# Modes inside a cavity and black body radiation

Consider a perfect conductor that encloses a spatial volume such as a parallelepiped or cylinder. If we solve Maxwell's equations inside that volume, seeking solutions that depends on time with a dependency of the form $e^{-i\omega t}$, we find that only TE and TM modes can exist inside of that volume (and no TEM modes). However both TE and TM modes have a cutoff frequency. This seems to imply that any EM wave inside the cavity cannot have any frequency and that it should be greater than a threshold.

However if we look at the problem from another perspective, the one of a black/grey body at a temperature $T > 0K$, we'd think that the walls are emitting EM waves without any cutoff frequency (and with a continuous spectrum).

I understand that the sum of two solutions to Maxwell's equations in the cavity is also a solution and I think that I could write any allowed EM wave as a sum of TE and TM modes, but if both TM and TE modes have a cutoff frequency, I don't see how I could obtain an EM wave with a lower frequency that the cutoff one.

Hence I don't see how to reconciliate the blackbody radiation with TE and TM modes inside a cavity. Where do I go wrong?

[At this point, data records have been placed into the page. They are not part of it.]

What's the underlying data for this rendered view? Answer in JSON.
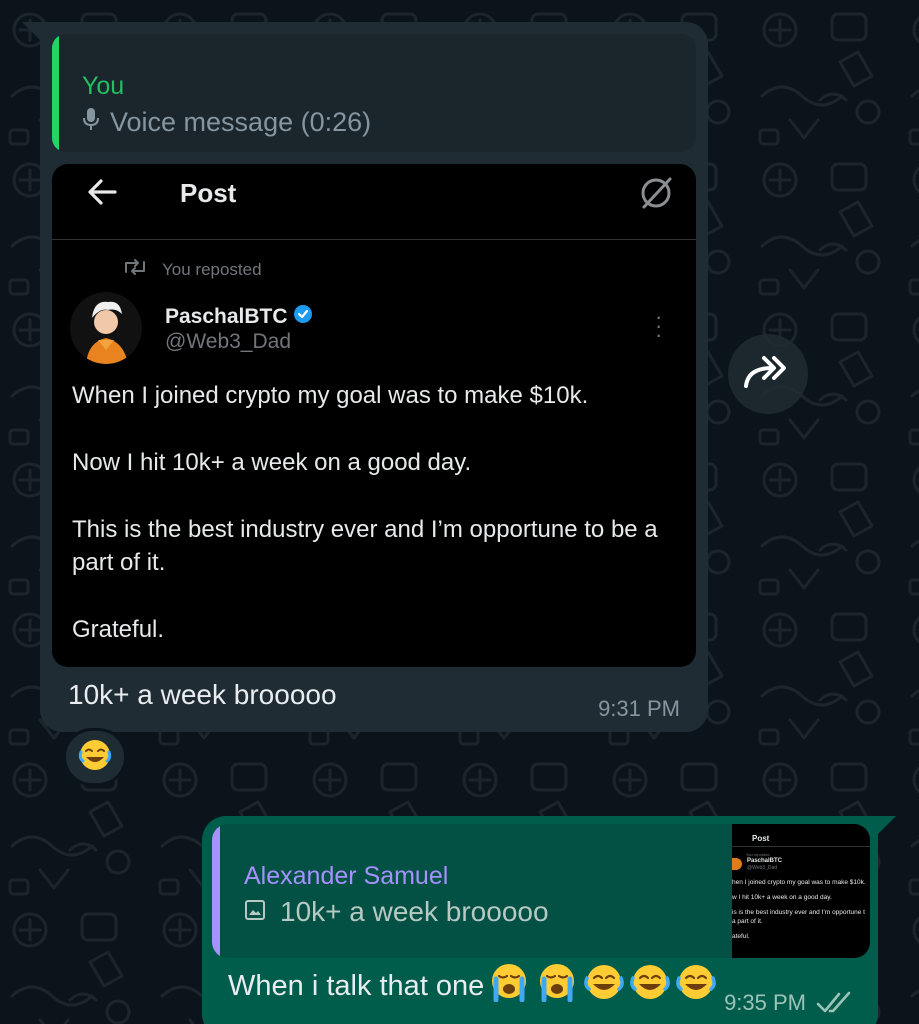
{
  "incoming": {
    "quote_author": "You",
    "quote_text": "Voice message (0:26)",
    "post": {
      "header_title": "Post",
      "repost_label": "You reposted",
      "name": "PaschalBTC",
      "handle": "@Web3_Dad",
      "paragraphs": [
        "When I joined crypto my goal was to make $10k.",
        "Now I hit 10k+ a week on a good day.",
        "This is the best industry ever and I’m opportune to be a part of it.",
        "Grateful."
      ]
    },
    "caption": "10k+ a week brooooo",
    "time": "9:31 PM",
    "reaction": "😂"
  },
  "outgoing": {
    "quote_author": "Alexander Samuel",
    "quote_text": "10k+ a week brooooo",
    "thumbnail": {
      "title": "Post",
      "repost_label": "You reposted",
      "name": "PaschalBTC",
      "handle": "@Web3_Dad",
      "lines": [
        "hen I joined crypto my goal was to make $10k.",
        "w I hit 10k+ a week on a good day.",
        "is is the best industry ever and I’m opportune t",
        "a part of it.",
        "ateful."
      ]
    },
    "text": "When i talk that one",
    "emojis": [
      "😭",
      "😭",
      "😂",
      "😂",
      "😂"
    ],
    "time": "9:35 PM"
  },
  "colors": {
    "background": "#0b141a",
    "incoming_bubble": "#202c33",
    "outgoing_bubble": "#005c4b",
    "quote_bar_you": "#25d366",
    "quote_bar_other": "#a791ff",
    "verified_badge": "#1d9bf0"
  },
  "icons": {
    "voice": "microphone-icon",
    "forward": "forward-icon",
    "back": "arrow-left-icon",
    "grok": "grok-icon",
    "repost": "repost-icon",
    "verified": "verified-badge-icon",
    "more": "more-vertical-icon",
    "image": "image-icon",
    "read_ticks": "double-check-icon"
  }
}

• Compare the energy of photons at the cut-off frequency with typical temperatures. Oct 21, 2015 at 23:21
• If I consider a circular cylindrical cavity with radius equal to 0.5 m, I get a cuttoff frequency of about 1.4 GHz for TM modes. That would be photons corresponding to about $1.52 \times 10^{-25}$ J. Or wavelength of about 3.02 meters... which is bigger than the radius of the cavity. Assuming the above is right, the main idea is that almost any wavelength produced by a black body at ~290 K (which has a peak at around $10 \mu m$) is allowed to exist in the cavity. Is this correct? (more to come) Oct 22, 2015 at 0:16
• Then what would happen if I reduce the size of the cavity enough so that microwaves can't exist there due to the cutoff frequency? The black body radiation wouldn't occur? Oct 22, 2015 at 0:16
• The confusion here comes from assuming that a hollow conductor is a black body. It's not. If that answers your question I'm happy to copy it into an answer, but I suspect you'll want more information. Please let me know. Oct 23, 2015 at 20:26
• @SebastianRiese it's not hard at all to make a cavity small enough that the cutoff frequency $\nu$ corresponds to a temperature $T = h \nu / k_b$ which is easily achieved in cryogenic systems. Oct 23, 2015 at 20:28